*TASK GOAL*
Sift through the material below and return the lines with "content".

((

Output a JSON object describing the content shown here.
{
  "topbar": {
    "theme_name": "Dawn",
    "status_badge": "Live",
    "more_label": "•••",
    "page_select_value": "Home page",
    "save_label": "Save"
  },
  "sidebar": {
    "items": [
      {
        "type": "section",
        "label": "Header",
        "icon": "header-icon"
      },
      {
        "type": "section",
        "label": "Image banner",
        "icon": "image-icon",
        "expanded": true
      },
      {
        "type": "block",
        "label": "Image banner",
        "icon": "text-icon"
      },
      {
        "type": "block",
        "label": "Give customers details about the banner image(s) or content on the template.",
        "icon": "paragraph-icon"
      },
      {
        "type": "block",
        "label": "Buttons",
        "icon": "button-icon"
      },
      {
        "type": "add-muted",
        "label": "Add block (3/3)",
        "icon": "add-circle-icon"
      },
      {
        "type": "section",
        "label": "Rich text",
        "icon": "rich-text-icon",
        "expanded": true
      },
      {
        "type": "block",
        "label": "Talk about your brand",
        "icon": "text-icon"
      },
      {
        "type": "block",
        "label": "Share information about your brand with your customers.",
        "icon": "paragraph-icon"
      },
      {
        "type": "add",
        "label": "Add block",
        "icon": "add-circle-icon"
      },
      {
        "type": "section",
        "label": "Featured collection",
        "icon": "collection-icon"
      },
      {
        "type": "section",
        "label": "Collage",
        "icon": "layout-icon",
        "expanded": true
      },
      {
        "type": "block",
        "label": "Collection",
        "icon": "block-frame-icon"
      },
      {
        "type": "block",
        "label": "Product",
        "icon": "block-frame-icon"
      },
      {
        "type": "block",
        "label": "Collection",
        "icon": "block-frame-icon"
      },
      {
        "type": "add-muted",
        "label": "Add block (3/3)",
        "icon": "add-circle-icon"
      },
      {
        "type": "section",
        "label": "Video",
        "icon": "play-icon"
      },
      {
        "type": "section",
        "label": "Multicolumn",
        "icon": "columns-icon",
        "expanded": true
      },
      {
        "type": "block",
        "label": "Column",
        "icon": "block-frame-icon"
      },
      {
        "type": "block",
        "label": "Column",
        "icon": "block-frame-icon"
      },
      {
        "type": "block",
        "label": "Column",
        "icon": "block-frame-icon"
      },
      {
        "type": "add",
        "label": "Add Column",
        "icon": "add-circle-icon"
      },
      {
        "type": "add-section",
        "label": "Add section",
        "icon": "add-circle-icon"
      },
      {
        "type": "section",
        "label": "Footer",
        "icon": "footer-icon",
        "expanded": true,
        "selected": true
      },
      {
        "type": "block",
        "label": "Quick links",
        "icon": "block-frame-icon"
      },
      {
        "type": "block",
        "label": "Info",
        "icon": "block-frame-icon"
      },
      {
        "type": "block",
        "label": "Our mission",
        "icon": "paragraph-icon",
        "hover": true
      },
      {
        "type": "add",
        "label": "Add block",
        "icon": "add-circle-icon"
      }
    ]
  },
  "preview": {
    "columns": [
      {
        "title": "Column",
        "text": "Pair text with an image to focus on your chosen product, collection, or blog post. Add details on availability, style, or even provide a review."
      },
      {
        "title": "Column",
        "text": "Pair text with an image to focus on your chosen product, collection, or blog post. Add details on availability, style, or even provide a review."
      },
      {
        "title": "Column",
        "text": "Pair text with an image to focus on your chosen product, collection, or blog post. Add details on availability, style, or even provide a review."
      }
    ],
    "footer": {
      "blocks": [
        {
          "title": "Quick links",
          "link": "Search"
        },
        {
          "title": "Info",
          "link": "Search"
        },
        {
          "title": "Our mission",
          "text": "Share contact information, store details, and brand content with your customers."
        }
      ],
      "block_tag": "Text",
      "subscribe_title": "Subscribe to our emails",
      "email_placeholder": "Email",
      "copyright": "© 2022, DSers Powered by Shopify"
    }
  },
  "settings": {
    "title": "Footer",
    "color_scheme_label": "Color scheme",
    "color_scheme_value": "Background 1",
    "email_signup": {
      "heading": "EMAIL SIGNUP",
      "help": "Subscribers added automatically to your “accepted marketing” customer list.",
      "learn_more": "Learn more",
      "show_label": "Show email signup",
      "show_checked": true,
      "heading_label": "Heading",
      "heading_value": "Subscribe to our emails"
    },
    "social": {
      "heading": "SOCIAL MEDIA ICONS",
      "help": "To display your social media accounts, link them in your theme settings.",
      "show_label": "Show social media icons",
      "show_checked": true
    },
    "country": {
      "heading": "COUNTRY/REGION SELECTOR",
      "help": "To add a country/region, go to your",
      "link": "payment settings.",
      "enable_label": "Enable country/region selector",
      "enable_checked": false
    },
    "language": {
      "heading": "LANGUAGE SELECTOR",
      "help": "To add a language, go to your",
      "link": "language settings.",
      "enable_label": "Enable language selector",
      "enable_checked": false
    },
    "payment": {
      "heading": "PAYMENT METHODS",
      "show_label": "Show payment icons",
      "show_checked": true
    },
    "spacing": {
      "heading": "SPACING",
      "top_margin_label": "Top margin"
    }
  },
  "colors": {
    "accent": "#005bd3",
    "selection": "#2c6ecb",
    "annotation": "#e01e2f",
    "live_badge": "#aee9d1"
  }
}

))
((

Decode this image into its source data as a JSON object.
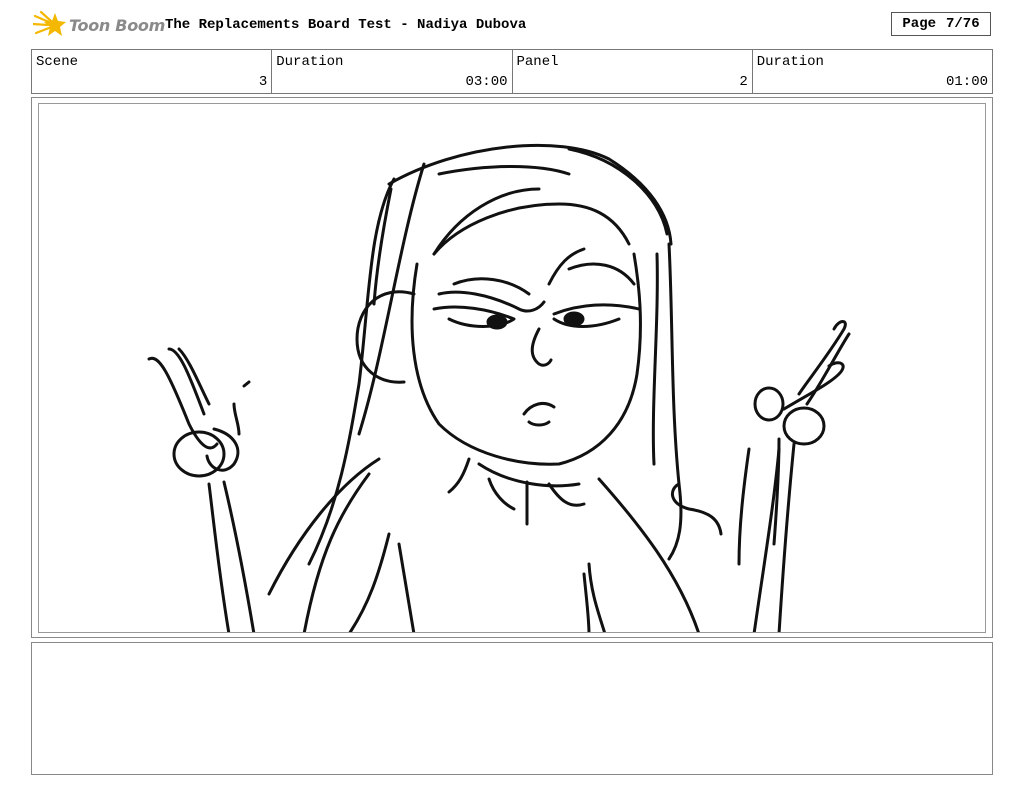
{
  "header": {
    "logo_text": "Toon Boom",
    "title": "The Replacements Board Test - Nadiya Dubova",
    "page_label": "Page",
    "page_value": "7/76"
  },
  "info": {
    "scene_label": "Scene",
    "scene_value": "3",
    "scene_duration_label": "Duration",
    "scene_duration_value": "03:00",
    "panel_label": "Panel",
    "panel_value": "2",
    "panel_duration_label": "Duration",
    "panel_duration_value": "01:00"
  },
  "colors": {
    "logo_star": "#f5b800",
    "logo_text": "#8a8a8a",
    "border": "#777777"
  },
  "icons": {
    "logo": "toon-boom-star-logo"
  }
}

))

*REPLY TO THE EXERCISE*
Output a JSON object describing the content shown here.
        "label": "Give customers details about the banner image(s) or content on the template.",
          "text": "Share contact information, store details, and brand content with your customers."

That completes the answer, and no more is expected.